In the early 1980s, the German authorities limited the number of newly hired teachers to a minimum because of declining enrollment and tight fiscal policy at the federal and state levels. While in 1979 about 84 percent of graduates of teacher training institutions were hired, in 1983 this fraction fell to about 25 percent. Owing to the marked decline in enrollment, it would not be necessary to hire even this small fraction of new teachers in order to maintain educational standards. However, by hiring new teachers, the authorities have sought to limit the aging of the teaching staff and further improve the teacher-pupil ratio. This in turn has led to higher increases in costs per student than was assumed in the above projections. However, even if no new teachers had been hired, the size of the teaching staff could not be quickly reduced because of lifetime tenure rules. A reduction of the staff through attrition can occur only slowly. In 1983, 44 percent of the staff was in the 30–40 age group, and only 14 percent was in the 50–65 age group. In the Federal Republic of Germany, the question is not so much how to achieve savings but how to employ additional staff without exceeding budgetary limits—a seemingly impossible goal as the status quo of salaries and benefits of the existing staff is considered inviolable.

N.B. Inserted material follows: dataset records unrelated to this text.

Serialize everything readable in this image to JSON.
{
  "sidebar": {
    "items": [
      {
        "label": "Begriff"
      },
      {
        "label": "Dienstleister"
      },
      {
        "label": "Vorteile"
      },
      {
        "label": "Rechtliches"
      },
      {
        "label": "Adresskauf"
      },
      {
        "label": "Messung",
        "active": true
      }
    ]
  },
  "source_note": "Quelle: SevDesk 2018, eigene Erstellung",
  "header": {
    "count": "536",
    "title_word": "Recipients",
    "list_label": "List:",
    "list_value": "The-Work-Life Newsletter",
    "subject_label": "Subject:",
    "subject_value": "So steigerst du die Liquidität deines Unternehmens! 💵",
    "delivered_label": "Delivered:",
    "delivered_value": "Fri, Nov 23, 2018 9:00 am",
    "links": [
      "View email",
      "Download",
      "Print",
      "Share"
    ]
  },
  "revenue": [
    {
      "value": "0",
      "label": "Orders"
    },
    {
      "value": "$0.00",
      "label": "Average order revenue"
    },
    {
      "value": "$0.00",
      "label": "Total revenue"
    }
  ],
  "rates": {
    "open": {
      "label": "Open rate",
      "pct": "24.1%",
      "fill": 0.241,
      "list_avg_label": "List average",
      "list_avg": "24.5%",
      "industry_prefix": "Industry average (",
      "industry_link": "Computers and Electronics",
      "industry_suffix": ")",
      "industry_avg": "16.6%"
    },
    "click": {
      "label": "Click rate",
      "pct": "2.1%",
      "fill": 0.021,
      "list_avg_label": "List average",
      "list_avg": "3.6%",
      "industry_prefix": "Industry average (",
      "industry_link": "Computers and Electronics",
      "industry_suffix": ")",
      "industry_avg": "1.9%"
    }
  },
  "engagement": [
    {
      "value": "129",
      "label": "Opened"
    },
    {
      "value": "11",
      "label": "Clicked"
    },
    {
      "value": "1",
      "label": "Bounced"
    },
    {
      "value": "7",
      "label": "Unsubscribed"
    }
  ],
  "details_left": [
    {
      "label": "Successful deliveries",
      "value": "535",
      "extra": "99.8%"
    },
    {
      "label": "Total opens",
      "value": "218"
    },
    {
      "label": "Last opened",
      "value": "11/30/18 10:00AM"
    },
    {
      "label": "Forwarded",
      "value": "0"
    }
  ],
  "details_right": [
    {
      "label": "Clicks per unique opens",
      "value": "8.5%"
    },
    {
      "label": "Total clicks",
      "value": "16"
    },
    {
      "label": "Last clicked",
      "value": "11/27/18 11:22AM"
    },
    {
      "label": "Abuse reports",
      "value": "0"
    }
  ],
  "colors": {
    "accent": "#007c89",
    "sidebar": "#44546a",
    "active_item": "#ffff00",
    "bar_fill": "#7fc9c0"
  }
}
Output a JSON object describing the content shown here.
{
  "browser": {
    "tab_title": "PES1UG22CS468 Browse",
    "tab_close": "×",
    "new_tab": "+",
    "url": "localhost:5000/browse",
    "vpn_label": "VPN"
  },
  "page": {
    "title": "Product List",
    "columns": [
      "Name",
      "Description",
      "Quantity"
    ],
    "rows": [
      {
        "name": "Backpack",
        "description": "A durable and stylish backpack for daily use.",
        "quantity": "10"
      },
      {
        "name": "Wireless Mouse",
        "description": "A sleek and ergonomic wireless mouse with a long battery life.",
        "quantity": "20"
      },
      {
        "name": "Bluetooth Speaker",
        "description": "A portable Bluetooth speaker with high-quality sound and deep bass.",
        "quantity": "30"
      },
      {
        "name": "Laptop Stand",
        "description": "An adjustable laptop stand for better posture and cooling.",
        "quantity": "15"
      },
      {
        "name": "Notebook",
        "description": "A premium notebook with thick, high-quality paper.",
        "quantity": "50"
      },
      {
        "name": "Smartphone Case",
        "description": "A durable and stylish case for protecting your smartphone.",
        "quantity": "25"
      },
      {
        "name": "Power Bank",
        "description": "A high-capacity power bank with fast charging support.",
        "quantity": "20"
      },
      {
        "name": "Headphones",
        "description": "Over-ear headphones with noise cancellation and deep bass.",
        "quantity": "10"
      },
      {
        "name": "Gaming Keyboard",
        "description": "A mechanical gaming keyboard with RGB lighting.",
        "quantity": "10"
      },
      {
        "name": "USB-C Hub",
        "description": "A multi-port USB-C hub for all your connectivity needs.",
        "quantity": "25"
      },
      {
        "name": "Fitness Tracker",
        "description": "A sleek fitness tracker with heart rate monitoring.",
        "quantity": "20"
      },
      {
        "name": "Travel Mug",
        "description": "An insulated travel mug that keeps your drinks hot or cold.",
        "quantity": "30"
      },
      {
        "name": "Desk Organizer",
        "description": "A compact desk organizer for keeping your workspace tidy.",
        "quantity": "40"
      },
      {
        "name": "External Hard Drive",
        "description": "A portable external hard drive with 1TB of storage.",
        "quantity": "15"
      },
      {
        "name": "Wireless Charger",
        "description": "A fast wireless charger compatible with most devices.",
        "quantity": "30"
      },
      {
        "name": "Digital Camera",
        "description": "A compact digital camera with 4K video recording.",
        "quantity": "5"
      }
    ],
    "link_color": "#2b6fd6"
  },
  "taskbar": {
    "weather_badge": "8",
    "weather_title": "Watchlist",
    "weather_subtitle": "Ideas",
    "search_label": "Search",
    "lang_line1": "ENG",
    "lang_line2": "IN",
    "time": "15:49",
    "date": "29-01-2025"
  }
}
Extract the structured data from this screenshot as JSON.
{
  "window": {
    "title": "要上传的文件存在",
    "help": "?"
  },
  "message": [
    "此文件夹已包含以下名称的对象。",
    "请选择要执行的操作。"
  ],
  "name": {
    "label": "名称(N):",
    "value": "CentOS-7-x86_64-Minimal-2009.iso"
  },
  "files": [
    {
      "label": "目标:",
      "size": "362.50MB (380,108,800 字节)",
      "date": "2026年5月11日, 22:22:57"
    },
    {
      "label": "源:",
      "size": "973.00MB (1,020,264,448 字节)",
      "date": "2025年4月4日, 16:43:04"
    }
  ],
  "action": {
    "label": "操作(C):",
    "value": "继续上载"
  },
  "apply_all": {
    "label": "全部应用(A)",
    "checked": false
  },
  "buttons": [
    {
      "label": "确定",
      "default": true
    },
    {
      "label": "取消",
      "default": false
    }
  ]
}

In Italy, the adjustment problem is more difficult because of the strong unionization of teachers. Owing to pressure from labor unions, all auxiliary teachers were made regular staff with lifetime tenure some years ago. Furthermore, teachers receive indexation adjustments to their salaries twice a year. This means that, contrary to the assumptions made for Italy, cost increases are likely to exceed productivity growth and inflation.
In the United States, the problems are of a different kind. In the 1970s, initial declines in enrollment were not matched by a reduction in the number of teachers employed. This did not occur until the late 1970s, and was also accompanied by an erosion of remuneration. In 1982, the annual supply of newly qualified teachers fell by half relative to 1970. If students continue to choose careers in other fields because of perceived better salaries and working conditions, a shortage of new teachers is expected to emerge by the end of the 1980s, when the decline in enrollment will bottom out. This shortage might lead to a marked upgrading of teacher remuneration that will increase costs in the education sector above the assumed levels.
Apart from the individual problems that the countries face, some common challenges are likely to emerge. For example, it has often been argued that the real cost of stagnant or declining enrollment is a reduction in the number of new faculty hirings. Since in some countries (e.g., the United States), new faculty at the tertiary level of education are responsible for much research, this could have some effect on the rate of technological progress. Another such challenge might be an increase in the demand for adult education, which might absorb some of the projected savings in education expenditure. These examples show that the assumptions made in the projections may turn out to be optimistic regarding the savings that can emerge in the education sector because of future demographic developments. If there are savings, they are likely to be small and will compensate only to a limited extent for rising costs in other social expenditure categories.